knee was once defined as the complete loss of the tibiofemoral articulation.
More recently, this definition has been expanded to include bicruciate
injuries of the knee and any knee injury that includes 3 or more major
ligaments. The incidence of these injuries is rising due to several factors,
including the expanded definition, an improved awareness of multiligament
knee injuries, and the increase in the number of people participating
in high speed, risk-taking sports. However, it is still estimated that
the average orthopedic surgeon will only treat three or four of these
injuries during their entire career.
Management of the dislocated
knee begins with a careful physical and radiological examination. Associated
injuries such as fractures and arterial lesions are common and need to
be excluded. Currently, there is controversy in the orthopedic literature

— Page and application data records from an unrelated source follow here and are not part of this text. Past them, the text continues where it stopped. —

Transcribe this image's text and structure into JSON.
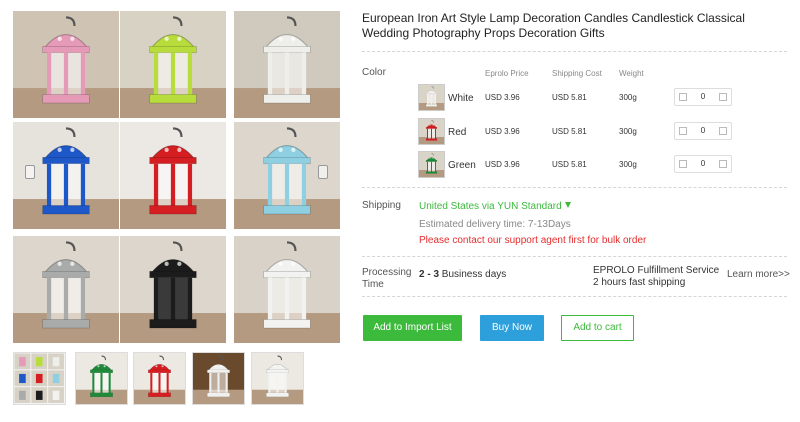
{
  "product": {
    "title": "European Iron Art Style Lamp Decoration Candles Candlestick Classical Wedding Photography Props Decoration Gifts"
  },
  "gallery": {
    "tiles": [
      {
        "name": "pink-lantern",
        "color": "#e59ab8",
        "bg": "#cfc3b4"
      },
      {
        "name": "lime-lantern",
        "color": "#b7dc3c",
        "bg": "#d8d2c4"
      },
      {
        "name": "white-lantern",
        "color": "#eeeeea",
        "bg": "#cfc9be"
      },
      {
        "name": "blue-lantern",
        "color": "#1e58c8",
        "bg": "#e6e2dc"
      },
      {
        "name": "red-lantern",
        "color": "#d41e22",
        "bg": "#ece9e4"
      },
      {
        "name": "lightblue-lantern",
        "color": "#8ed0e2",
        "bg": "#dcd6cc"
      },
      {
        "name": "silver-lantern",
        "color": "#a9abab",
        "bg": "#ddd6cc"
      },
      {
        "name": "black-lantern",
        "color": "#1c1c1c",
        "bg": "#ddd6cc"
      },
      {
        "name": "white-lantern-2",
        "color": "#f2f2f0",
        "bg": "#d8d2c8"
      }
    ],
    "thumbnails": [
      "collage",
      "green-lantern",
      "red-lantern",
      "white-lantern",
      "white-lantern"
    ]
  },
  "table": {
    "color_label": "Color",
    "headers": {
      "price": "Eprolo Price",
      "shipping": "Shipping Cost",
      "weight": "Weight"
    },
    "variants": [
      {
        "name": "White",
        "price": "USD 3.96",
        "shipping": "USD 5.81",
        "weight": "300g",
        "qty": "0",
        "swatch": "#f0f0ee"
      },
      {
        "name": "Red",
        "price": "USD 3.96",
        "shipping": "USD 5.81",
        "weight": "300g",
        "qty": "0",
        "swatch": "#d41e22"
      },
      {
        "name": "Green",
        "price": "USD 3.96",
        "shipping": "USD 5.81",
        "weight": "300g",
        "qty": "0",
        "swatch": "#1f8a3a"
      }
    ]
  },
  "shipping": {
    "label": "Shipping",
    "method": "United States via YUN Standard",
    "estimate": "Estimated delivery time: 7-13Days",
    "warning": "Please contact our support agent first for bulk order"
  },
  "processing": {
    "label": "Processing Time",
    "range": "2 - 3",
    "unit": "Business days",
    "service_line1": "EPROLO Fulfillment Service",
    "service_line2": "2 hours fast shipping",
    "learn_more": "Learn more>>"
  },
  "actions": {
    "import": "Add to Import List",
    "buy": "Buy Now",
    "cart": "Add to cart"
  },
  "colors": {
    "green": "#3cba3c",
    "blue": "#2d9fdb",
    "warning": "#e52d2d"
  }
}
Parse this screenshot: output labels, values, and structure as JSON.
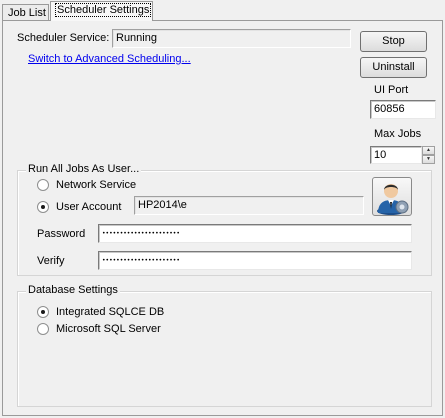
{
  "tabs": [
    {
      "label": "Job List",
      "active": false
    },
    {
      "label": "Scheduler Settings",
      "active": true
    }
  ],
  "scheduler": {
    "service_label": "Scheduler Service:",
    "service_status": "Running",
    "advanced_link": "Switch to Advanced Scheduling..."
  },
  "buttons": {
    "stop": "Stop",
    "uninstall": "Uninstall"
  },
  "ui_port": {
    "label": "UI Port",
    "value": "60856"
  },
  "max_jobs": {
    "label": "Max Jobs",
    "value": "10"
  },
  "run_as": {
    "title": "Run All Jobs As User...",
    "network_service": "Network Service",
    "user_account": "User Account",
    "selected": "user_account",
    "account_value": "HP2014\\e",
    "password_label": "Password",
    "password_value": "••••••••••••••••••••••",
    "verify_label": "Verify",
    "verify_value": "••••••••••••••••••••••",
    "user_icon": "user-settings-icon"
  },
  "database": {
    "title": "Database Settings",
    "integrated": "Integrated SQLCE DB",
    "sql_server": "Microsoft SQL Server",
    "selected": "integrated"
  },
  "colors": {
    "link": "#0000ee",
    "background": "#f0f0f0"
  }
}
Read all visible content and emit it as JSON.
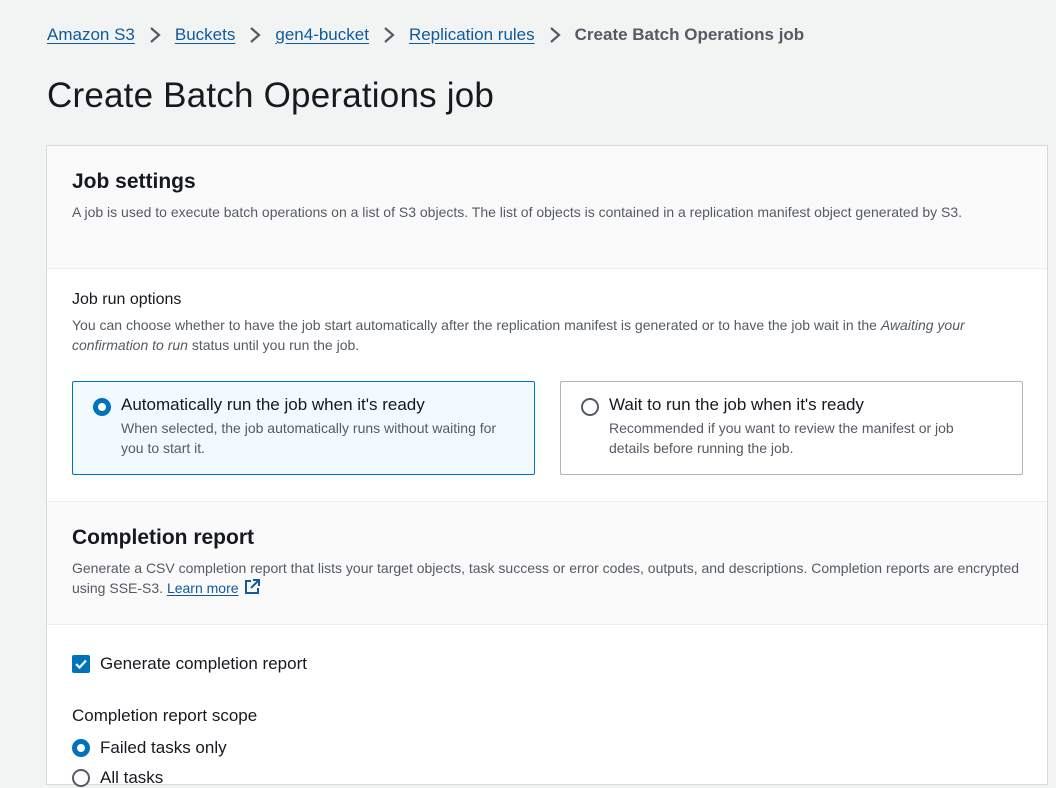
{
  "breadcrumb": {
    "items": [
      "Amazon S3",
      "Buckets",
      "gen4-bucket",
      "Replication rules"
    ],
    "current": "Create Batch Operations job"
  },
  "page": {
    "title": "Create Batch Operations job"
  },
  "job_settings": {
    "heading": "Job settings",
    "description": "A job is used to execute batch operations on a list of S3 objects. The list of objects is contained in a replication manifest object generated by S3."
  },
  "run_options": {
    "label": "Job run options",
    "description_before": "You can choose whether to have the job start automatically after the replication manifest is generated or to have the job wait in the",
    "description_italic": "Awaiting your confirmation to run",
    "description_after": "status until you run the job.",
    "options": [
      {
        "title": "Automatically run the job when it's ready",
        "description": "When selected, the job automatically runs without waiting for you to start it.",
        "selected": true
      },
      {
        "title": "Wait to run the job when it's ready",
        "description": "Recommended if you want to review the manifest or job details before running the job.",
        "selected": false
      }
    ]
  },
  "completion_report": {
    "heading": "Completion report",
    "description": "Generate a CSV completion report that lists your target objects, task success or error codes, outputs, and descriptions. Completion reports are encrypted using SSE-S3.",
    "learn_more": "Learn more",
    "generate_label": "Generate completion report",
    "generate_checked": true,
    "scope_label": "Completion report scope",
    "scope_options": [
      {
        "label": "Failed tasks only",
        "selected": true
      },
      {
        "label": "All tasks",
        "selected": false
      }
    ]
  },
  "colors": {
    "link": "#0f5a9c",
    "accent": "#0073bb",
    "selected_tile_bg": "#f1faff",
    "page_bg": "#f2f3f3"
  },
  "icons": [
    "chevron-right-icon",
    "external-link-icon",
    "checkmark-icon"
  ]
}
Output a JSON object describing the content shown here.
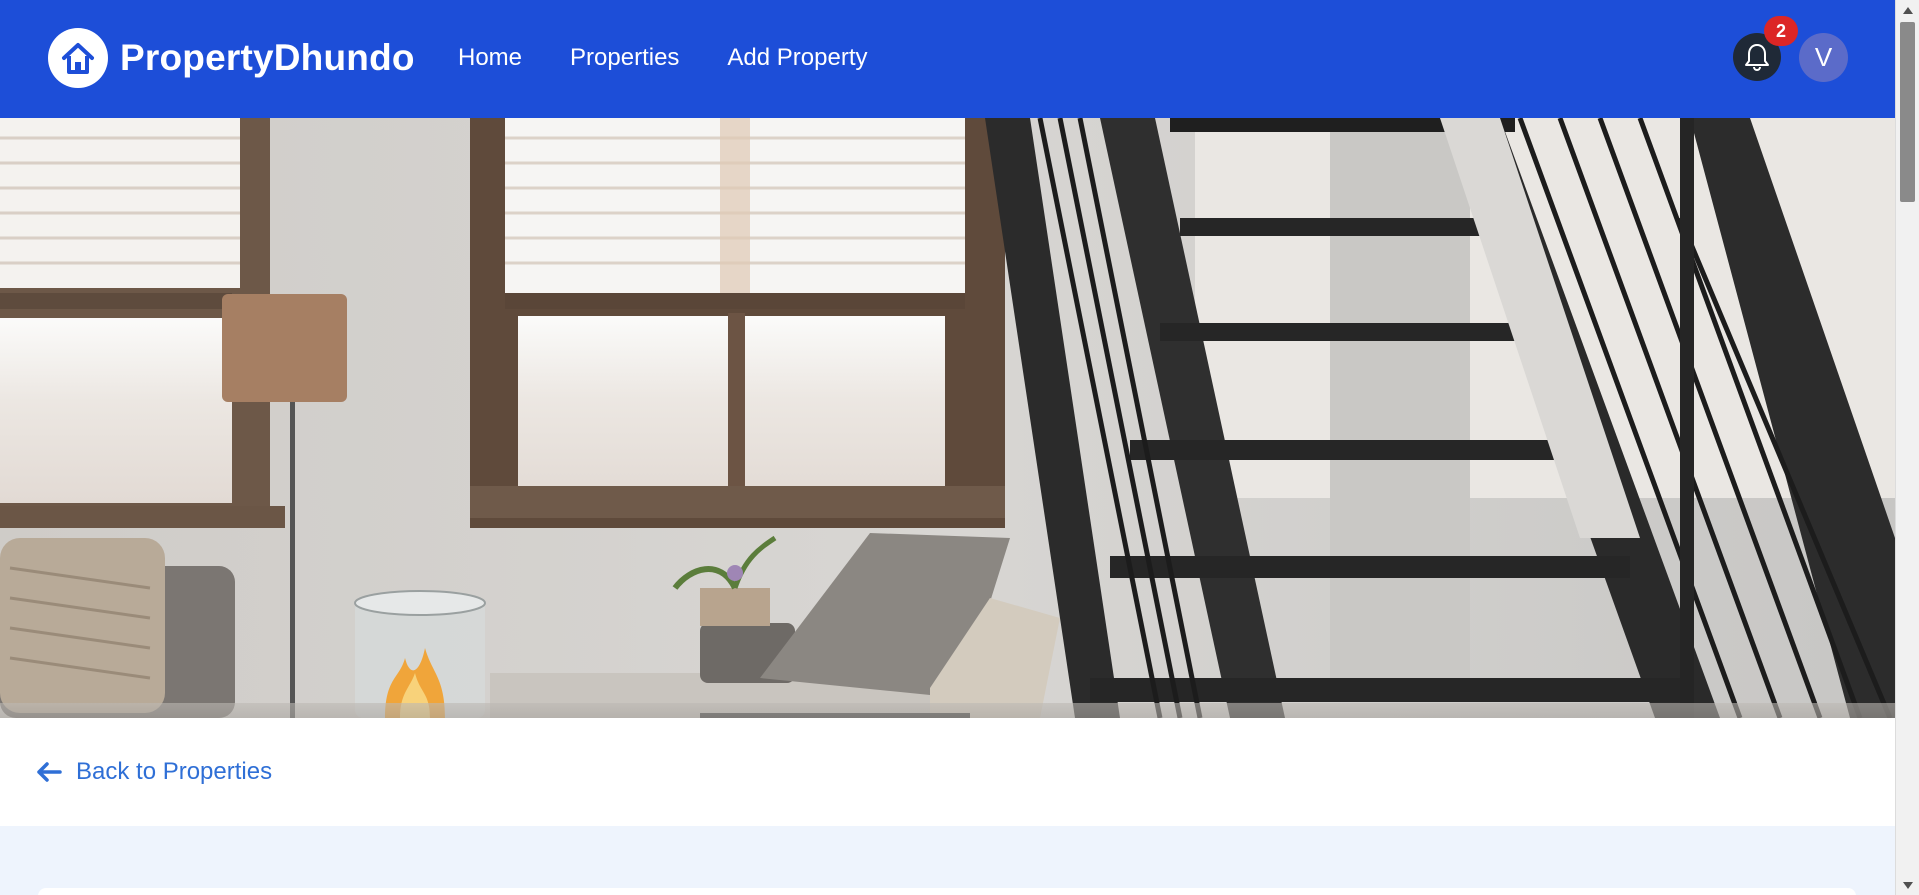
{
  "app": {
    "brand_name": "PropertyDhundo",
    "brand_icon": "house-icon"
  },
  "nav": {
    "items": [
      {
        "label": "Home"
      },
      {
        "label": "Properties"
      },
      {
        "label": "Add Property"
      }
    ]
  },
  "notifications": {
    "icon": "bell-icon",
    "count": "2"
  },
  "user": {
    "initial": "V"
  },
  "hero": {
    "image": "living-room-with-staircase"
  },
  "back_link": {
    "label": "Back to Properties",
    "icon": "arrow-left-icon"
  },
  "colors": {
    "header_bg": "#1d4ed8",
    "badge_bg": "#dc2626",
    "avatar_bg": "#5b6bc9",
    "link": "#2f6fd6",
    "section_bg": "#eef4fd"
  }
}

regarding whether or not an arteriogram is a necessary part of this evaluation.
There is consensus, however, that the early management of the multi-ligament
knee injury includes prompt reduction and immobilization of the knee joint
with frequent reassessment to ensure maintenance of reduction and adequate
limb perfusion. Surgery in the acute setting is generally limited to those
injuries that cannot be kept in a reduced position or when a fracture
or arterial injury is present.
Definitive treatment of the
dislocated knee has evolved over the last 30 years as knowledge of these
injuries has increased and less-invasive operative techniques have been
refined. Currently, nonoperative treatment is generally limited to older
or inactive patients or those with other serious injuries such as traumatic
brain injury. Surgical repair or reconstruction of all major ligaments
injured is the mainstay of treatment for most patient. Magnetic resonance
imaging (MRI) is a valuable tool for assessing the extent of injury and
for planning the reconstructive procedure. Surgery may be performed within
two weeks of the knee injury or delayed several weeks until motion in
the joint is restored, depending on which knee structures are injured.
the treatment of the multi-ligament knee injury is a lengthy process regardless
of whether or not surgery is performed. The specific protocol depends
on several factors, such as the presence or absence of associated injuries,
the number and type of ligaments disrupted and the integrity of the repair
or reconstruction. However, prevention of scar tissue and knee stiffness
with range of motion exercises is an important part of any therapy program.
Due to the severe nature of the initial knee injury, it may take up to
one year to regain full motion of the knee and to resume athletic participation.
The outcome after surgical treatment is good or excellent in most patients;
however, limitations in activity are not uncommon.